|Cyprus Table of Contents
Cyprus experienced a rapid and intense economic transformation after World War II. The traditional economy of subsistence agriculture and animal husbandry was replaced by a commercial economy, centered in expanding urban areas. These economic changes resulted from extensive construction of housing and other facilities for British military personnel during World War II; exports of minerals (60 percent of all exports), which became the island's most valuable export in the 1950s; and the fourteenfold increase in British military spending through the postwar period. (Cyprus became Britain's most important base in the eastern Mediterranean after the loss of bases in the Arab countries.) Independence brought such an acceleration of economic development, the so-called "economic explosion," that by the end of the 1960s the objectives of the government's economic planning were not only fulfilled, but overtaken.

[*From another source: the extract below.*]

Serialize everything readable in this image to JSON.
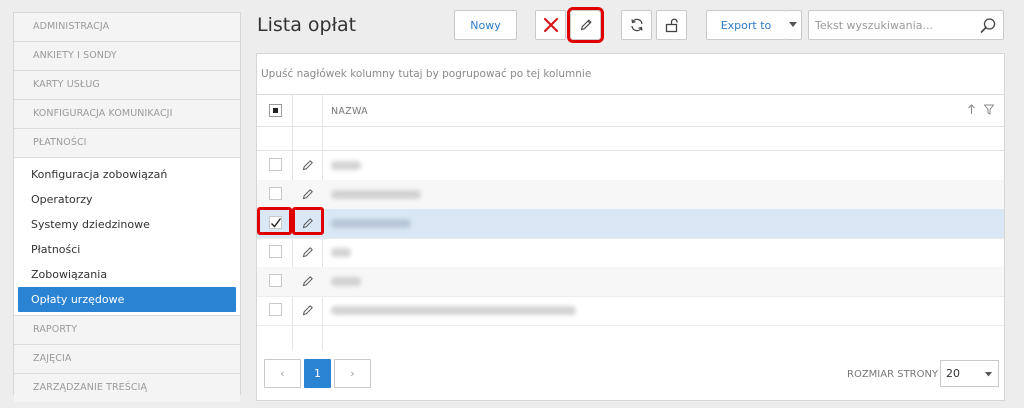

In this context of economic growth, agriculture modernized, farm machinery became common, irrigation increased, and the scientific use of pesticides and fertilizers became widespread, but farming became less important in the economy as a whole. Although agricultural income tripled during the 1950s, and then doubled in the 1960s, earnings from industry, construction, trade, tourism, and telecommunications grew even more, and agriculture's share of the gross domestic product (GDP) declined. This decline brought with it changes in employment for many. The increasing fragmentation of farms through inheritance and a shortage of water caused Cypriots to leave farming for full-time or part-time jobs in other economic sectors. The proximity of employment opportunities in urban areas only made the transition easier.

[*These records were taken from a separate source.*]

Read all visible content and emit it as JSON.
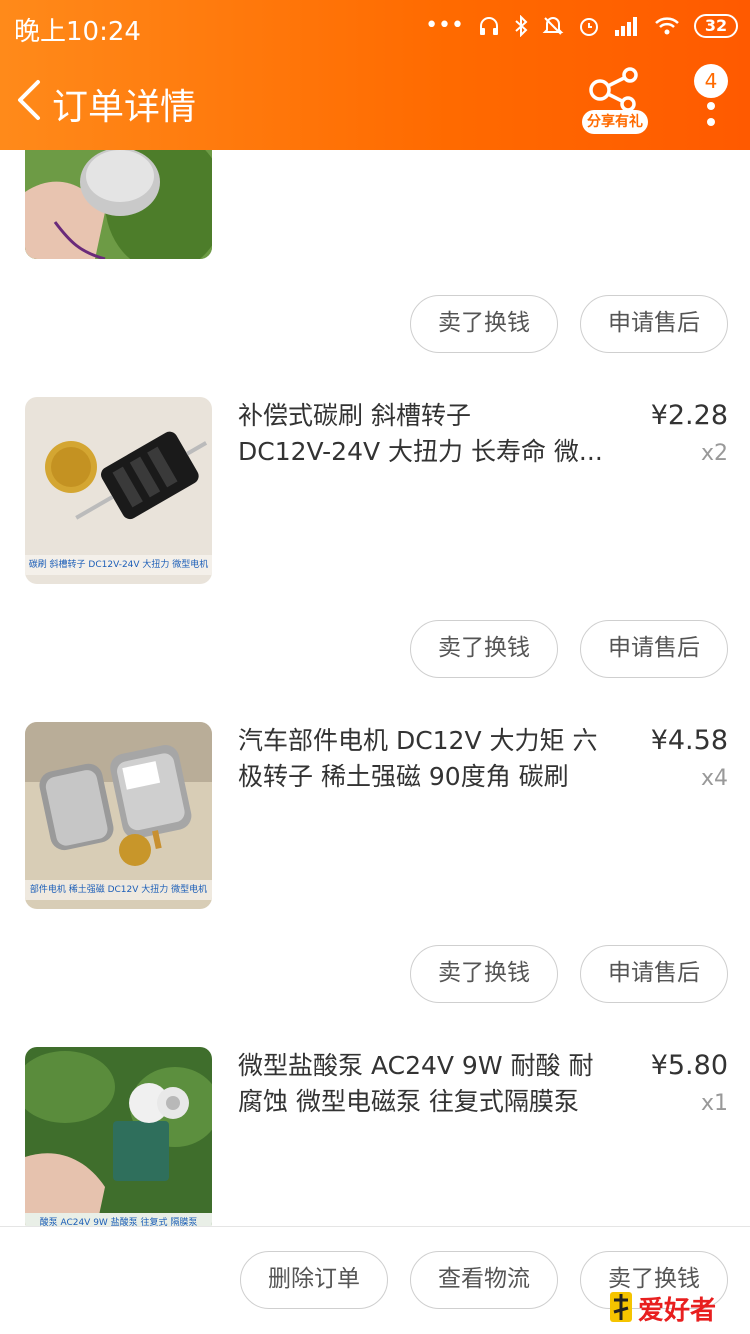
{
  "status_bar": {
    "time": "晚上10:24",
    "battery": "32",
    "icons": [
      "dots-icon",
      "headphones-icon",
      "bluetooth-icon",
      "mute-icon",
      "alarm-icon",
      "signal-icon",
      "wifi-icon",
      "battery-icon"
    ]
  },
  "nav": {
    "title": "订单详情",
    "share_label": "分享有礼",
    "badge_count": "4"
  },
  "items": [
    {
      "title_line1": "",
      "title_line2": "",
      "price": "",
      "qty": "",
      "buttons": [
        "卖了换钱",
        "申请售后"
      ]
    },
    {
      "title_line1": "补偿式碳刷 斜槽转子",
      "title_line2": "DC12V-24V 大扭力 长寿命 微...",
      "price": "¥2.28",
      "qty": "x2",
      "caption": "碳刷 斜槽转子 DC12V-24V 大扭力 微型电机",
      "buttons": [
        "卖了换钱",
        "申请售后"
      ]
    },
    {
      "title_line1": "汽车部件电机 DC12V 大力矩 六",
      "title_line2": "极转子 稀土强磁 90度角 碳刷",
      "price": "¥4.58",
      "qty": "x4",
      "caption": "部件电机 稀土强磁 DC12V 大扭力 微型电机",
      "buttons": [
        "卖了换钱",
        "申请售后"
      ]
    },
    {
      "title_line1": "微型盐酸泵 AC24V 9W 耐酸 耐",
      "title_line2": "腐蚀 微型电磁泵  往复式隔膜泵",
      "price": "¥5.80",
      "qty": "x1",
      "caption": "酸泵 AC24V 9W 盐酸泵 往复式 隔膜泵"
    }
  ],
  "footer": {
    "buttons": [
      "删除订单",
      "查看物流",
      "卖了换钱"
    ]
  },
  "watermark": "爱好者",
  "colors": {
    "header": "#ff6a00",
    "accent": "#ff5a00"
  }
}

The flight from agriculture, which became noticeable in the decade and a half after World War II, continued after independence and reached a peak in 1974, when the best and most productive agricultural land fell under Turkish occupation. In 1960, some 40.3 percent of the economically active population were agricultural workers; in 1973, the figure were down to 33.6 percent employed in this sector. In 1988 government figures estimated only 13.9 percent of the work force earned a living from farming full time. Although changes in accounting principles are the cause of some of this decline, the decline of agricultural employment since the late 1940s was striking.
Urbanization in Cyprus did not result in the annihilation of traditional values and practices, but in their preservation. Urbanization took place under conditions that generally spared the island the problems often connected with migration of large numbers of unemployed farm workers to urban centers. For one thing, urbanization occurred in a period of prosperity and increasing economic activity, and employment was available. In addition, farm workers generally left their villages only when they had found work in urban areas. Another happy circumstance was that the island's small size and its good road system linked most villages to the towns, so that many rural workers could commute daily to their new jobs. The capital and largest city was especially well connected to the countryside. Finally, rural migrants unable to afford housing in Nicosia and other towns were able to settle in nearby villages, a circumstance that reduced the likelihood of slums.
Many migrants regarded access to secondary education as a principal reason for moving to the city. While traditional Cypriot agricultural society valued land above all else and considered education a wasteful luxury, a modern and diversified economy made education a necessity. Migrants came to value education as the principal means of improving their material and social positions. Expansion of education contributed immensely to the dissemination of urban values and organizations to rural Cyprus.
Postwar population redistribution in Cyprus was so extensive that most urban dwellers were born in rural areas. These migrants maintained close ties with the countryside, and many owned plots of land in their places of origin. The satisfaction of owning land went beyond increasing property values, a fact that is easy to understand in Cypriots, who were an agricultural people until just a generation ago.
Source: U.S. Library of Congress